*Exercise goal:*
Report every line of the records beneath this task that holds the string "from".

*Data records:*
= Beginning of Section =
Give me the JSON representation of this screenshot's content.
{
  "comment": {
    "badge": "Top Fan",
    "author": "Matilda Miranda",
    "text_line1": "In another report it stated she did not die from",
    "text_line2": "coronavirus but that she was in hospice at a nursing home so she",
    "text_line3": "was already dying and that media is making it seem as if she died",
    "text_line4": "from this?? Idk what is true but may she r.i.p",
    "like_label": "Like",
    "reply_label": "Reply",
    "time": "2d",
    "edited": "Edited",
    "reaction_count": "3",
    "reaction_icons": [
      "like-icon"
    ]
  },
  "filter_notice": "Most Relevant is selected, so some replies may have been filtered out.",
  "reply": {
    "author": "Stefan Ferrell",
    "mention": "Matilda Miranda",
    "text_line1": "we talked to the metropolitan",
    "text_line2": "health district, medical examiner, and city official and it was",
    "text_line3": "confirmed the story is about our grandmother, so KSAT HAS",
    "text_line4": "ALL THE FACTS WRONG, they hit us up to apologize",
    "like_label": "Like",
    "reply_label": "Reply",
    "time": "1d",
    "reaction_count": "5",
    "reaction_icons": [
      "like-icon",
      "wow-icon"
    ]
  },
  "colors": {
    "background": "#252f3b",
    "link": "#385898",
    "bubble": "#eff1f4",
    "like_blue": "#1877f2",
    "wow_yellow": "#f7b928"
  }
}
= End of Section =
*Exercise output:*
    "text_line1": "In another report it stated she did not die from",
    "text_line4": "from this?? Idk what is true but may she r.i.p",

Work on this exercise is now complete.